The reason they're lamenting comes down to the fact that in colloquial speech Gaelic has merged two prepositions - de and do into a. But there's little point in closing your eyes to reality - this funny a is here to stay, so we have to learn how to deal with it. Here are a few examples to begin with:

chaidh e a dh'Éirinn he went to Ireland
thig a Chanada come to Canada
thug e duais dh'athair he gave a prize to his father
gu leòr a dh'ùbhlan enough (of) apples
a bheag a dh'ùbhlan a few (of) apples
càil a dh'fhios any (of) knowledge
dad a thìde any (of) time
a latha 's a dh'oidhche by day and night

First, let's look at how on earth you get from do and de to a schwa. Actually, it's quite easy if you remember first, that function particles lead a precarious life, and second, that lenition is rife in the Celtic languages.

do [dɔ] dha [ɣa] dha [ɣə] a [ə]
de [dʲe] dhe [ʝe] a [ə]

Anyway, things went more or less like. It's not 100% clear cut because, as you can see in the third example above, do + a gets merged into dh'. Here, the legitimate question to ask is how a language can merge two words which mean opposite things. The reason is context.

Languages rely heavily on context and what is known as "knowledge of the world" to encode meaning. Take one of Groucho Marx' famous quotes: "I once shot an elephant in my pyjamas". This sentence is funny because it can have two meanings - either that you were wearing your pyjamas or that the elephant was in your pyjamas. Because you're watching a Marx Brothers movie, you expect a joke so it's potentially ambiguous. But, if you were telling this story to a friend who knows you do a lot of game hunting in Africa, he will infer that you were wearing your own pyjamas when you shot the poor pachyderm. Or take the sentence "Frank believed that he would succeed". Who will succeed, Frank or some other chap? You can't really tell, but then again, language is seldom completely without context.

Which is exactly what is happening here. Take the first example - chaidh e a dh'Éirinn. There is only one logical solution as to what the intended meaning is, namely that the intended meaning is "to". Simply because you could not make a sentence like *chaidh e de dh'Éirinn without getting funny looks in the pub. Take another one - cha robh dad a thìde agam. It can only be an underlying de, otherwise it just does not make sense. Context is the reason why spoken Gaelic can afford to merge these two words.

So, it's perfectly OK to use this a, especially in spoken Gaelic and even in written Gaelic. If the outcome is ambiguous and you want to be 100% certain you are not misunderstood, you can use de or do as appropriate.

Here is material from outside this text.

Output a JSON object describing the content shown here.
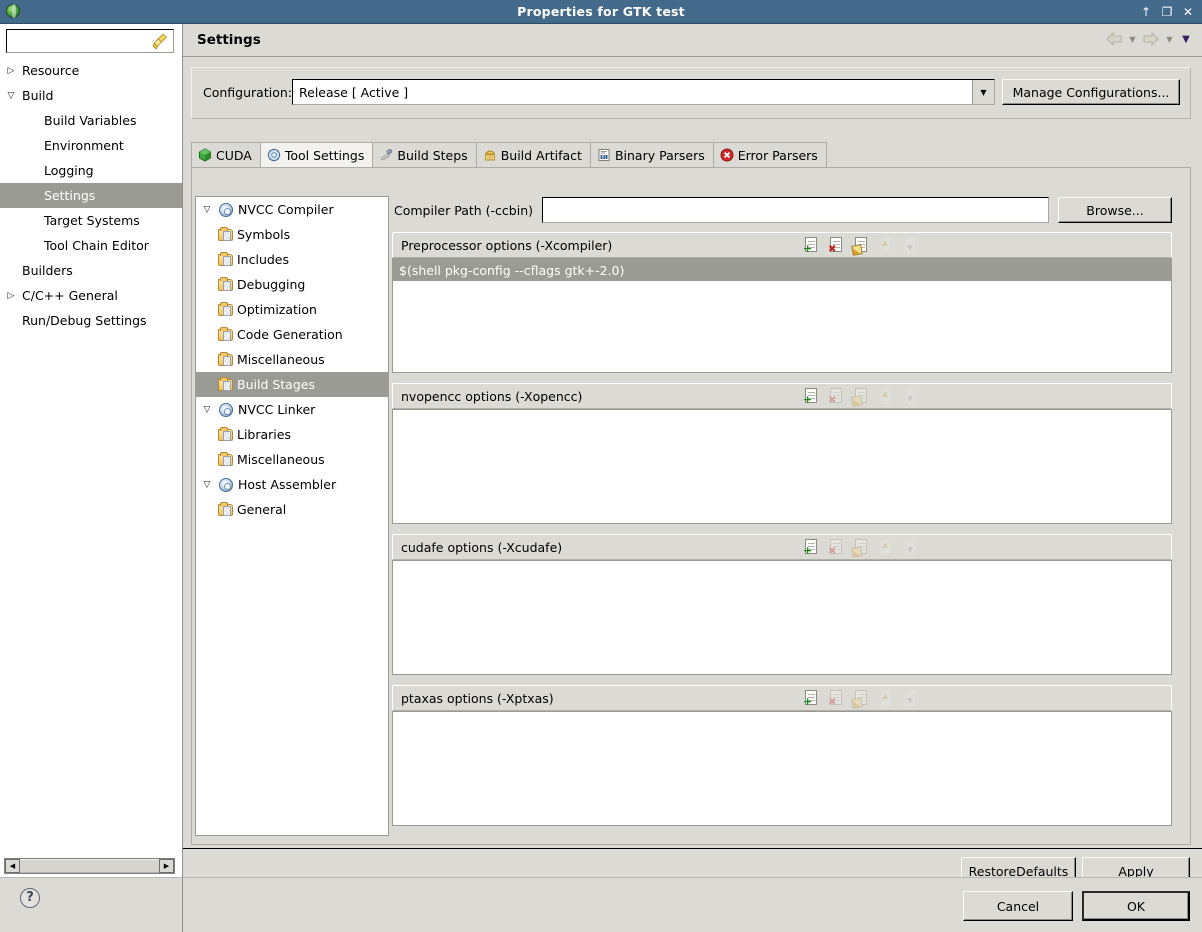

á - aig - air - ann an - de ⁊ a - do ⁊ a - eadar - fo - gu - le - mu - o ⁊ bho - os ⁊ fos - ri - tro - thar